▶ **Exercise**
Write out each line below exactly as it appears.

▶ **Records supplied**
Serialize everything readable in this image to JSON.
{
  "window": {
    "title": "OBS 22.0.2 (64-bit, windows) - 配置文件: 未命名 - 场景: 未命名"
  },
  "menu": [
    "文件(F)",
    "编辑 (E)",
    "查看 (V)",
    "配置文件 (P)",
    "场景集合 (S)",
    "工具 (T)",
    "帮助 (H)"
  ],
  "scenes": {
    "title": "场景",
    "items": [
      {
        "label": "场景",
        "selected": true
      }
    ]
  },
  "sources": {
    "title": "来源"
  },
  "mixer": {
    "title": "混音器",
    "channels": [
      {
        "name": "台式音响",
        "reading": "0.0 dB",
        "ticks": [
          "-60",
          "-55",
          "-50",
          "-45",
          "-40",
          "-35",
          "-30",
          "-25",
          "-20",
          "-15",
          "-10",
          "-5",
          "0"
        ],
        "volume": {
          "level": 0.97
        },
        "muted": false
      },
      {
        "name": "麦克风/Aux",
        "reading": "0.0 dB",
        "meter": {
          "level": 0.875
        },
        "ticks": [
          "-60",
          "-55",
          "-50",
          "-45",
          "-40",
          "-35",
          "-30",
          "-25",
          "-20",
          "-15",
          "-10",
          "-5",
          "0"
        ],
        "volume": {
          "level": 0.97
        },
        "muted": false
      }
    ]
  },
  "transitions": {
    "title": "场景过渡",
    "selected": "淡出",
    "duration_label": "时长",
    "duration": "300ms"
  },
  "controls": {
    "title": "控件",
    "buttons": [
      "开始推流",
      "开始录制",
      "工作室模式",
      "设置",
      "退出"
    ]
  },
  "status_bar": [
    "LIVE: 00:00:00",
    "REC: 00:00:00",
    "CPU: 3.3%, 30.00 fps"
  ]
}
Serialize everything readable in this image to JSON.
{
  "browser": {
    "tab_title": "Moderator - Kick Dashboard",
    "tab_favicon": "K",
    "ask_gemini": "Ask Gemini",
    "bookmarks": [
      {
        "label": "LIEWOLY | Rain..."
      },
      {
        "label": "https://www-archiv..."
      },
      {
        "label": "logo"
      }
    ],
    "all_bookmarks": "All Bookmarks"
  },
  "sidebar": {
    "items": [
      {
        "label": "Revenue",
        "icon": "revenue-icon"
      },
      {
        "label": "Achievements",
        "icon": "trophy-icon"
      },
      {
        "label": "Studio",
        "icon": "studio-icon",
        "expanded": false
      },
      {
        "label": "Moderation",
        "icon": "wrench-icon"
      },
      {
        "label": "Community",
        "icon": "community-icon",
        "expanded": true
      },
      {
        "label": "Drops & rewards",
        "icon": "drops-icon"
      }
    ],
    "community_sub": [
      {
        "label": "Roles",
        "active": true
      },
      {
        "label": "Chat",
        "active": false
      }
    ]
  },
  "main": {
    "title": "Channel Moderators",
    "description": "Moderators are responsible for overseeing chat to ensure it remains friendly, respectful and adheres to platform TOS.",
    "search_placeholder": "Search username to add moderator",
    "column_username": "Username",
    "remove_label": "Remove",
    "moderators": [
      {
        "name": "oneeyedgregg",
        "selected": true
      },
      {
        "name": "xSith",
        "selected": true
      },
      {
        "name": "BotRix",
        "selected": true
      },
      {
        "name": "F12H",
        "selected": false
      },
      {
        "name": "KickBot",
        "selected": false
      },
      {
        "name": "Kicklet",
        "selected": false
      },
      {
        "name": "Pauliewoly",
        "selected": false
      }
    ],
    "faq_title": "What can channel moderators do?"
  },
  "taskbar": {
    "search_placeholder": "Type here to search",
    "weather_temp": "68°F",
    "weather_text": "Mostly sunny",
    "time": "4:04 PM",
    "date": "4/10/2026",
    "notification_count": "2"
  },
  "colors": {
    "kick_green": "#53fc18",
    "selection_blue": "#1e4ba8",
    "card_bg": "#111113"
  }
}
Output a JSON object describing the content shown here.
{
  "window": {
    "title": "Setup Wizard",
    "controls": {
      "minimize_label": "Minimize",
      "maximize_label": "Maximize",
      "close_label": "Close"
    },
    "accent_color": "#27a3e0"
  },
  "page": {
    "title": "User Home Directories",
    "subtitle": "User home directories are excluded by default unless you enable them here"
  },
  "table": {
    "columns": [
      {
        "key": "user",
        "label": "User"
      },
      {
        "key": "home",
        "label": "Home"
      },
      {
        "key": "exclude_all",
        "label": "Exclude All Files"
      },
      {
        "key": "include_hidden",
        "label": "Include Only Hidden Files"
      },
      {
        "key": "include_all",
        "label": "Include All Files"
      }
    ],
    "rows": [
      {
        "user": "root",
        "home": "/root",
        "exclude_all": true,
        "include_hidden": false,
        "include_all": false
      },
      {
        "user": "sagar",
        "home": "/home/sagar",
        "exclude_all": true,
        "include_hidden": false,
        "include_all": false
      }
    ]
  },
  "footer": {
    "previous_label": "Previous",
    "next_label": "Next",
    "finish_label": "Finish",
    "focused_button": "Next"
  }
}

▶ **Problem solution**
Serialize everything readable in this image to JSON.
{
  "window": {
    "title": "OBS 22.0.2 (64-bit, windows) - 配置文件: 未命名 - 场景: 未命名"
  },
  "menu": [
    "文件(F)",
    "编辑 (E)",
    "查看 (V)",
    "配置文件 (P)",
    "场景集合 (S)",
    "工具 (T)",
    "帮助 (H)"
  ],
  "scenes": {
    "title": "场景",
    "items": [
      {
        "label": "场景",
        "selected": true
      }
    ]
  },
  "sources": {
    "title": "来源"
  },
  "mixer": {
    "title": "混音器",
    "channels": [
      {
        "name": "台式音响",
        "reading": "0.0 dB",
        "ticks": [
          "-60",
          "-55",
          "-50",
          "-45",
          "-40",
          "-35",
          "-30",
          "-25",
          "-20",
          "-15",
          "-10",
          "-5",
          "0"
        ],
        "volume": {
          "level": 0.97
        },
        "muted": false
      },
      {
        "name": "麦克风/Aux",
        "reading": "0.0 dB",
        "meter": {
          "level": 0.875
        },
        "ticks": [
          "-60",
          "-55",
          "-50",
          "-45",
          "-40",
          "-35",
          "-30",
          "-25",
          "-20",
          "-15",
          "-10",
          "-5",
          "0"
        ],
        "volume": {
          "level": 0.97
        },
        "muted": false
      }
    ]
  },
  "transitions": {
    "title": "场景过渡",
    "selected": "淡出",
    "duration_label": "时长",
    "duration": "300ms"
  },
  "controls": {
    "title": "控件",
    "buttons": [
      "开始推流",
      "开始录制",
      "工作室模式",
      "设置",
      "退出"
    ]
  },
  "status_bar": [
    "LIVE: 00:00:00",
    "REC: 00:00:00",
    "CPU: 3.3%, 30.00 fps"
  ]
}
Serialize everything readable in this image to JSON.
{
  "browser": {
    "tab_title": "Moderator - Kick Dashboard",
    "tab_favicon": "K",
    "ask_gemini": "Ask Gemini",
    "bookmarks": [
      {
        "label": "LIEWOLY | Rain..."
      },
      {
        "label": "https://www-archiv..."
      },
      {
        "label": "logo"
      }
    ],
    "all_bookmarks": "All Bookmarks"
  },
  "sidebar": {
    "items": [
      {
        "label": "Revenue",
        "icon": "revenue-icon"
      },
      {
        "label": "Achievements",
        "icon": "trophy-icon"
      },
      {
        "label": "Studio",
        "icon": "studio-icon",
        "expanded": false
      },
      {
        "label": "Moderation",
        "icon": "wrench-icon"
      },
      {
        "label": "Community",
        "icon": "community-icon",
        "expanded": true
      },
      {
        "label": "Drops & rewards",
        "icon": "drops-icon"
      }
    ],
    "community_sub": [
      {
        "label": "Roles",
        "active": true
      },
      {
        "label": "Chat",
        "active": false
      }
    ]
  },
  "main": {
    "title": "Channel Moderators",
    "description": "Moderators are responsible for overseeing chat to ensure it remains friendly, respectful and adheres to platform TOS.",
    "search_placeholder": "Search username to add moderator",
    "column_username": "Username",
    "remove_label": "Remove",
    "moderators": [
      {
        "name": "oneeyedgregg",
        "selected": true
      },
      {
        "name": "xSith",
        "selected": true
      },
      {
        "name": "BotRix",
        "selected": true
      },
      {
        "name": "F12H",
        "selected": false
      },
      {
        "name": "KickBot",
        "selected": false
      },
      {
        "name": "Kicklet",
        "selected": false
      },
      {
        "name": "Pauliewoly",
        "selected": false
      }
    ],
    "faq_title": "What can channel moderators do?"
  },
  "taskbar": {
    "search_placeholder": "Type here to search",
    "weather_temp": "68°F",
    "weather_text": "Mostly sunny",
    "time": "4:04 PM",
    "date": "4/10/2026",
    "notification_count": "2"
  },
  "colors": {
    "kick_green": "#53fc18",
    "selection_blue": "#1e4ba8",
    "card_bg": "#111113"
  }
}
Output a JSON object describing the content shown here.
{
  "window": {
    "title": "Setup Wizard",
    "controls": {
      "minimize_label": "Minimize",
      "maximize_label": "Maximize",
      "close_label": "Close"
    },
    "accent_color": "#27a3e0"
  },
  "page": {
    "title": "User Home Directories",
    "subtitle": "User home directories are excluded by default unless you enable them here"
  },
  "table": {
    "columns": [
      {
        "key": "user",
        "label": "User"
      },
      {
        "key": "home",
        "label": "Home"
      },
      {
        "key": "exclude_all",
        "label": "Exclude All Files"
      },
      {
        "key": "include_hidden",
        "label": "Include Only Hidden Files"
      },
      {
        "key": "include_all",
        "label": "Include All Files"
      }
    ],
    "rows": [
      {
        "user": "root",
        "home": "/root",
        "exclude_all": true,
        "include_hidden": false,
        "include_all": false
      },
      {
        "user": "sagar",
        "home": "/home/sagar",
        "exclude_all": true,
        "include_hidden": false,
        "include_all": false
      }
    ]
  },
  "footer": {
    "previous_label": "Previous",
    "next_label": "Next",
    "finish_label": "Finish",
    "focused_button": "Next"
  }
}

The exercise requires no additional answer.